▸ YOUR OBJECTIVE: Use the entries below to count the lines that hold the word "this"; answer with the number only.

▸ MATERIAL SUPPLIED:
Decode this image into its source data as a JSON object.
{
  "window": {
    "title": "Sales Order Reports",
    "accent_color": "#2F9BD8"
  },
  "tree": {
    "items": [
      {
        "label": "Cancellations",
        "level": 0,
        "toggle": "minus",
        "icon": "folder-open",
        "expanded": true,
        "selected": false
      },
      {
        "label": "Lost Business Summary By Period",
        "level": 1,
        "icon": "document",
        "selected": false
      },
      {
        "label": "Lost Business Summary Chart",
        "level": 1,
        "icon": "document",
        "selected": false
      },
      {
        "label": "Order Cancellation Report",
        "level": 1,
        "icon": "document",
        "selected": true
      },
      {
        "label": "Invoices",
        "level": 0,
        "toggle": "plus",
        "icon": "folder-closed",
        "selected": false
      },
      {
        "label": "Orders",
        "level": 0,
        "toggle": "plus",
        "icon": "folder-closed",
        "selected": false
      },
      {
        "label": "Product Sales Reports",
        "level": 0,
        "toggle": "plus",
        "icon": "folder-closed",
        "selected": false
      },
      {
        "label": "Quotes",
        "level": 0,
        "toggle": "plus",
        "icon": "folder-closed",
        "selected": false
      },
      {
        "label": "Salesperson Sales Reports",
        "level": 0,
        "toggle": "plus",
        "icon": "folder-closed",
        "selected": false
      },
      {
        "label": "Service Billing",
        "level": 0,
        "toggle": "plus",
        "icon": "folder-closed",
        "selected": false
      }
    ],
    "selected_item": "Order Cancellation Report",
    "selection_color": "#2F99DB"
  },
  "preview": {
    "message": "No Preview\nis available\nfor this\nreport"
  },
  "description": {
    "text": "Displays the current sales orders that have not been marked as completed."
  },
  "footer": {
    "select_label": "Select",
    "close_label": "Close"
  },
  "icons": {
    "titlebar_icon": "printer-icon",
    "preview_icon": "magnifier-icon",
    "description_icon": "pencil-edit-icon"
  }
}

▸ EXERCISE ANSWER: 2